[[ Record extracts open ]]
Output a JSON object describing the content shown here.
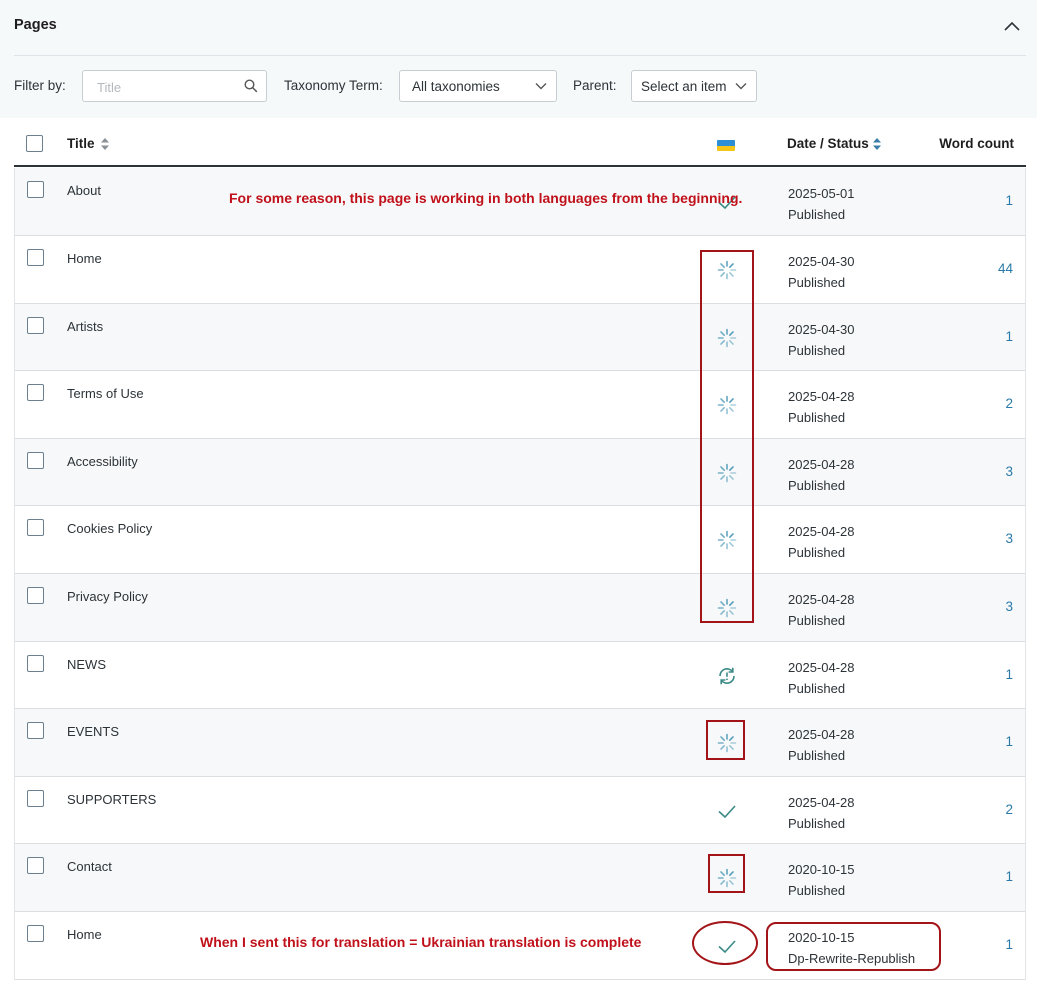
{
  "panel": {
    "title": "Pages"
  },
  "filters": {
    "filter_by_label": "Filter by:",
    "search_placeholder": "Title",
    "taxonomy_label": "Taxonomy Term:",
    "taxonomy_value": "All taxonomies",
    "parent_label": "Parent:",
    "parent_value": "Select an item"
  },
  "table": {
    "columns": {
      "title": "Title",
      "language_flag": "ukraine-flag",
      "date_status": "Date / Status",
      "word_count": "Word count"
    },
    "rows": [
      {
        "title": "About",
        "status_icon": "check-icon",
        "date": "2025-05-01",
        "status": "Published",
        "word_count": "1"
      },
      {
        "title": "Home",
        "status_icon": "spinner-icon",
        "date": "2025-04-30",
        "status": "Published",
        "word_count": "44"
      },
      {
        "title": "Artists",
        "status_icon": "spinner-icon",
        "date": "2025-04-30",
        "status": "Published",
        "word_count": "1"
      },
      {
        "title": "Terms of Use",
        "status_icon": "spinner-icon",
        "date": "2025-04-28",
        "status": "Published",
        "word_count": "2"
      },
      {
        "title": "Accessibility",
        "status_icon": "spinner-icon",
        "date": "2025-04-28",
        "status": "Published",
        "word_count": "3"
      },
      {
        "title": "Cookies Policy",
        "status_icon": "spinner-icon",
        "date": "2025-04-28",
        "status": "Published",
        "word_count": "3"
      },
      {
        "title": "Privacy Policy",
        "status_icon": "spinner-icon",
        "date": "2025-04-28",
        "status": "Published",
        "word_count": "3"
      },
      {
        "title": "NEWS",
        "status_icon": "refresh-icon",
        "date": "2025-04-28",
        "status": "Published",
        "word_count": "1"
      },
      {
        "title": "EVENTS",
        "status_icon": "spinner-icon",
        "date": "2025-04-28",
        "status": "Published",
        "word_count": "1"
      },
      {
        "title": "SUPPORTERS",
        "status_icon": "check-icon",
        "date": "2025-04-28",
        "status": "Published",
        "word_count": "2"
      },
      {
        "title": "Contact",
        "status_icon": "spinner-icon",
        "date": "2020-10-15",
        "status": "Published",
        "word_count": "1"
      },
      {
        "title": "Home",
        "status_icon": "check-icon",
        "date": "2020-10-15",
        "status": "Dp-Rewrite-Republish",
        "word_count": "1"
      }
    ]
  },
  "annotations": {
    "note_1": "For some reason, this page is working in both languages from the beginning.",
    "note_2": "When I sent this for translation = Ukrainian translation is complete",
    "color": "#c0111b"
  },
  "colors": {
    "accent_link": "#2a7aa8",
    "icon_teal": "#3a8a9a",
    "annotation_red": "#a31418"
  }
}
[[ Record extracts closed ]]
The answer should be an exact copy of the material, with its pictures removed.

Output a JSON object describing the content shown here.
{
  "panel": {
    "title": "Pages"
  },
  "filters": {
    "filter_by_label": "Filter by:",
    "search_placeholder": "Title",
    "taxonomy_label": "Taxonomy Term:",
    "taxonomy_value": "All taxonomies",
    "parent_label": "Parent:",
    "parent_value": "Select an item"
  },
  "table": {
    "columns": {
      "title": "Title",
      "language_flag": "ukraine-flag",
      "date_status": "Date / Status",
      "word_count": "Word count"
    },
    "rows": [
      {
        "title": "About",
        "status_icon": "check-icon",
        "date": "2025-05-01",
        "status": "Published",
        "word_count": "1"
      },
      {
        "title": "Home",
        "status_icon": "spinner-icon",
        "date": "2025-04-30",
        "status": "Published",
        "word_count": "44"
      },
      {
        "title": "Artists",
        "status_icon": "spinner-icon",
        "date": "2025-04-30",
        "status": "Published",
        "word_count": "1"
      },
      {
        "title": "Terms of Use",
        "status_icon": "spinner-icon",
        "date": "2025-04-28",
        "status": "Published",
        "word_count": "2"
      },
      {
        "title": "Accessibility",
        "status_icon": "spinner-icon",
        "date": "2025-04-28",
        "status": "Published",
        "word_count": "3"
      },
      {
        "title": "Cookies Policy",
        "status_icon": "spinner-icon",
        "date": "2025-04-28",
        "status": "Published",
        "word_count": "3"
      },
      {
        "title": "Privacy Policy",
        "status_icon": "spinner-icon",
        "date": "2025-04-28",
        "status": "Published",
        "word_count": "3"
      },
      {
        "title": "NEWS",
        "status_icon": "refresh-icon",
        "date": "2025-04-28",
        "status": "Published",
        "word_count": "1"
      },
      {
        "title": "EVENTS",
        "status_icon": "spinner-icon",
        "date": "2025-04-28",
        "status": "Published",
        "word_count": "1"
      },
      {
        "title": "SUPPORTERS",
        "status_icon": "check-icon",
        "date": "2025-04-28",
        "status": "Published",
        "word_count": "2"
      },
      {
        "title": "Contact",
        "status_icon": "spinner-icon",
        "date": "2020-10-15",
        "status": "Published",
        "word_count": "1"
      },
      {
        "title": "Home",
        "status_icon": "check-icon",
        "date": "2020-10-15",
        "status": "Dp-Rewrite-Republish",
        "word_count": "1"
      }
    ]
  },
  "annotations": {
    "note_1": "For some reason, this page is working in both languages from the beginning.",
    "note_2": "When I sent this for translation = Ukrainian translation is complete",
    "color": "#c0111b"
  },
  "colors": {
    "accent_link": "#2a7aa8",
    "icon_teal": "#3a8a9a",
    "annotation_red": "#a31418"
  }
}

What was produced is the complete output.